In 1957, Hart published a booklet with Chicago Mattachine, entitled Your Legal Rights, that offered legal advice to gay men and lesbians worried about arrest and harassment. In Your Legal Rights and in several public talks she gave at Mattachine on the topic, Hart emphasized that “people must realize that they are as they are, and whether or not they have engaged in conduct proscribed by the law at the time of arrest, they still have rights guaranteed by federal and state laws.” Her friend Jim Bradford, president of Mattachine Midwest, recalled that Hart also covertly assisted Mattachine members by passing along information about problematic officers and planned stings. Her reputation as an unflinching defender of civil rights for gays and lesbians gave her the nickname “The Guardian Angel of Chicago’s Gay Community.”
Hart frequently spoke to Jewish organizations about her work, and described her own career as inspired by the Jewish ideals of striving for freedom and justice. At her 60th birthday party, she alluded to her birth during the week of Passover, saying that “I was born in a season when my people celebrate their freedom from bondage... Perhaps the desire for freedom and brotherhood have conditioned me to the work in which I find the greatest inner response” (Chicago Historical Society). According to her biographer Karen Sendziak, Hart once remarked sadly to Jim Bradford that she would have no one to recite the kaddish (the mourner’s prayer) for her after her death, but he reassured her that all the members of the organization were her children, and that they would all gladly say kaddish for her.

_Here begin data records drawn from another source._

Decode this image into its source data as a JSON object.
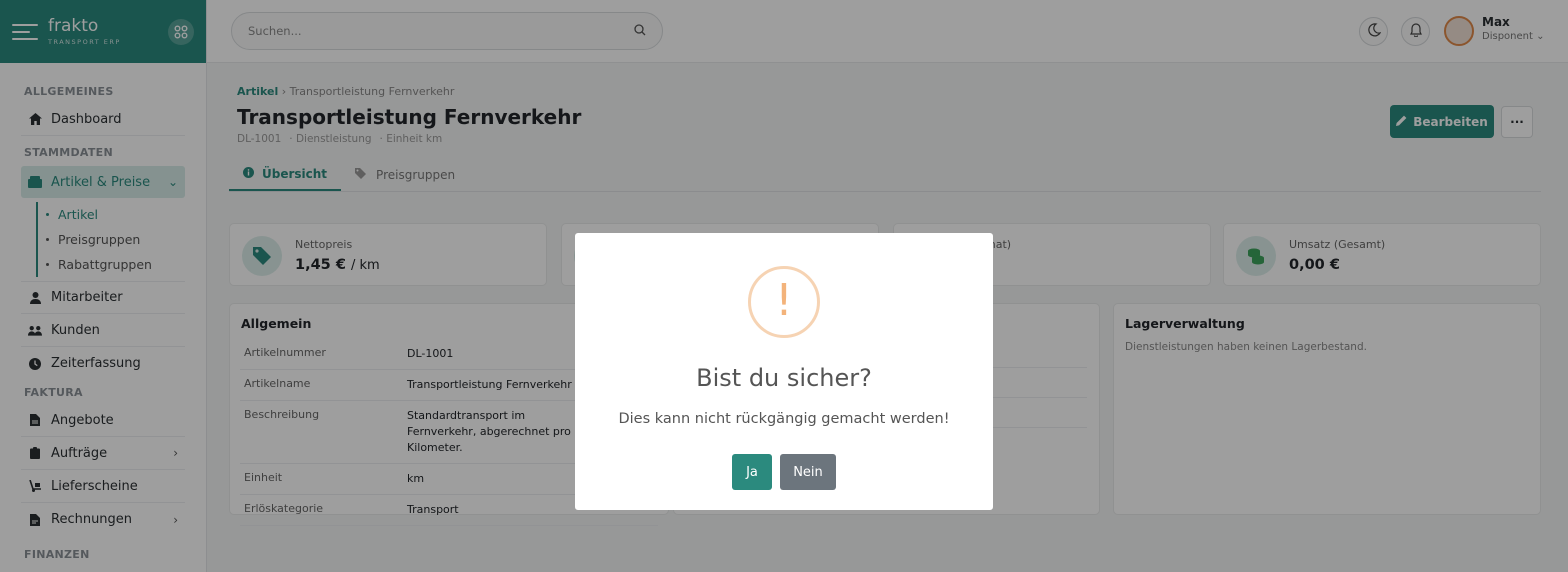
{
  "brand": {
    "name": "frakto",
    "tagline": "TRANSPORT ERP"
  },
  "sidebar": {
    "sections": {
      "general": "ALLGEMEINES",
      "master": "STAMMDATEN",
      "billing": "FAKTURA",
      "finance": "FINANZEN"
    },
    "items": {
      "dashboard": "Dashboard",
      "articles_prices": "Artikel & Preise",
      "employees": "Mitarbeiter",
      "customers": "Kunden",
      "time": "Zeiterfassung",
      "quotes": "Angebote",
      "orders": "Aufträge",
      "delivery": "Lieferscheine",
      "invoices": "Rechnungen"
    },
    "sub_items": [
      "Artikel",
      "Preisgruppen",
      "Rabattgruppen"
    ]
  },
  "header": {
    "search_placeholder": "Suchen...",
    "user_name": "Max",
    "user_role": "Disponent"
  },
  "page": {
    "breadcrumb_root": "Artikel",
    "breadcrumb_current": "Transportleistung Fernverkehr",
    "title": "Transportleistung Fernverkehr",
    "meta": [
      "DL-1001",
      "Dienstleistung",
      "Einheit km"
    ],
    "edit_label": "Bearbeiten",
    "more_label": "···",
    "tabs": [
      "Übersicht",
      "Preisgruppen"
    ]
  },
  "kpis": [
    {
      "label": "Nettopreis",
      "value": "1,45 €",
      "unit": "/ km"
    },
    {
      "label": "z (Monat)",
      "value": "€"
    },
    {
      "label": "Umsatz (Gesamt)",
      "value": "0,00 €"
    }
  ],
  "general": {
    "heading": "Allgemein",
    "rows": [
      {
        "k": "Artikelnummer",
        "v": "DL-1001"
      },
      {
        "k": "Artikelname",
        "v": "Transportleistung Fernverkehr"
      },
      {
        "k": "Beschreibung",
        "v": "Standardtransport im Fernverkehr, abgerechnet pro Kilometer."
      },
      {
        "k": "Einheit",
        "v": "km"
      },
      {
        "k": "Erlöskategorie",
        "v": "Transport"
      }
    ]
  },
  "stock": {
    "heading": "Lagerverwaltung",
    "note": "Dienstleistungen haben keinen Lagerbestand."
  },
  "dialog": {
    "icon": "!",
    "title": "Bist du sicher?",
    "text": "Dies kann nicht rückgängig gemacht werden!",
    "confirm": "Ja",
    "cancel": "Nein"
  },
  "colors": {
    "accent": "#2b8a7e",
    "warning": "#f3b37b",
    "cancel": "#6c757d"
  }
}
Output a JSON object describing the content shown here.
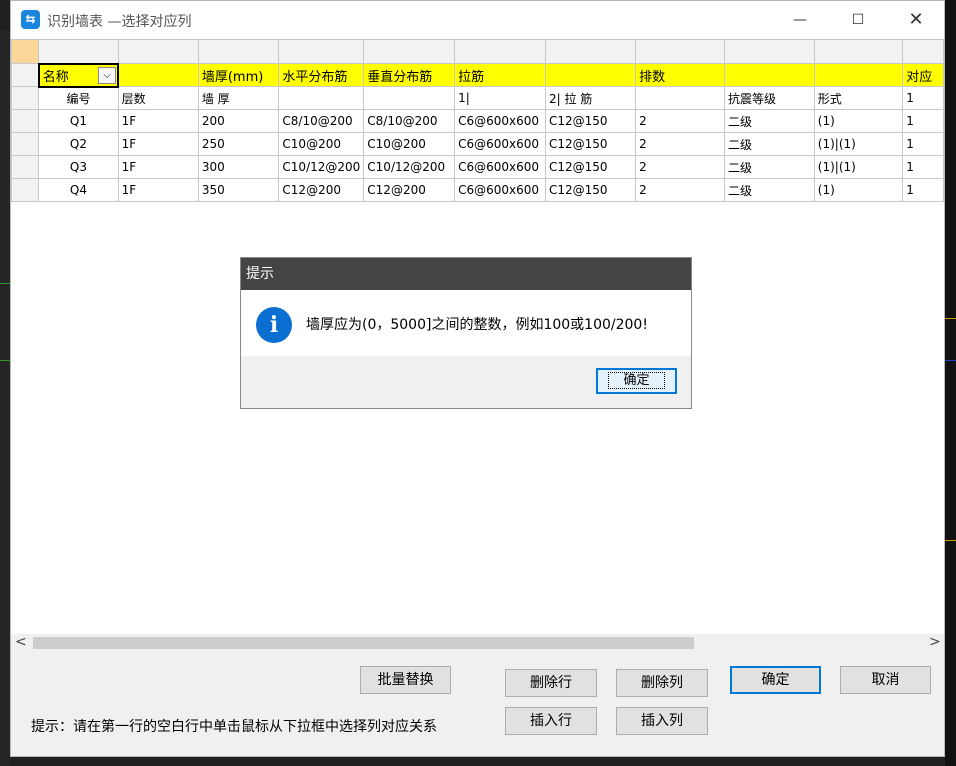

When Hart was hospitalized with pancreatic cancer in 1975, her partner Val Taylor was refused entry to her room under hospital policy to admit family members only, until Hart’s protégée, attorney Renee Hanover, intervened. By then Hart had slipped into a coma from which she did not wake. Hart died on March 22, 1975.
In 1981, the newly organized Midwest Gay and Lesbian Archive and Library chose to honor Hart, along with Chicago activist Henry Gerber, by naming themselves The Henry Gerber-Pearl M. Hart Library: The Midwest Lesbian and Gay Resource Center (now the Gerber-Hart Library and Archives). In 1991, Hart was inducted into the Chicago Gay and Lesbian Hall of Fame, and in 2001 the municipal government awarded her a Chicago Tribute Marker of Distinction, placing a memorial plaque outside her home in commemoration of her contributions to the city.
De la Croix, St. Sukie. Chicago Whispers: A History of LGBT Chicago before Stonewall. Madison, WI: University of Wisconsin Press, 2012.
Kuda, Marie J. “Legal Pioneer: Pearl M. Hart, 1890-1975.” In Tracy Baim, Out and Proud in Chicago: An Overview of the City’s Gay Community, edited by Tracy Baim, 26-27. Evanston, IL: Agate Surry, 2008.
Peart M. Hart Papers, Chicago Historical Society.
Sendziak, Karen C. “Pearl M. Hart (1890-1975).” In Vern L. Bullough, Before Stonewall: Activists for Gay and Lesbian Rights in Historical Context, edited by Vern L. Bullough, 56-62. New York: Harrington Park Press, 2002.
Sienna, Noam, ed. A Rainbow Thread: An Anthology of Queer Jewish Texts from the First Century to 1969. Philadelphia: Print-O-Craft Press, 2019.
Stewart-Winter, Timothy. Queer Clout: Chicago and the Rise of Gay Politics. University of Pennsylvania Press, 2016.
Terkel, Studs. “The Brass Check and Thomas Paine.” In Kevin Barnhurst, Media Q: Media/queered : Visibility and Its Discontents, edited by Kevin Barnhurst, 73-80. New York City: Peter Lang Publishing, 2007.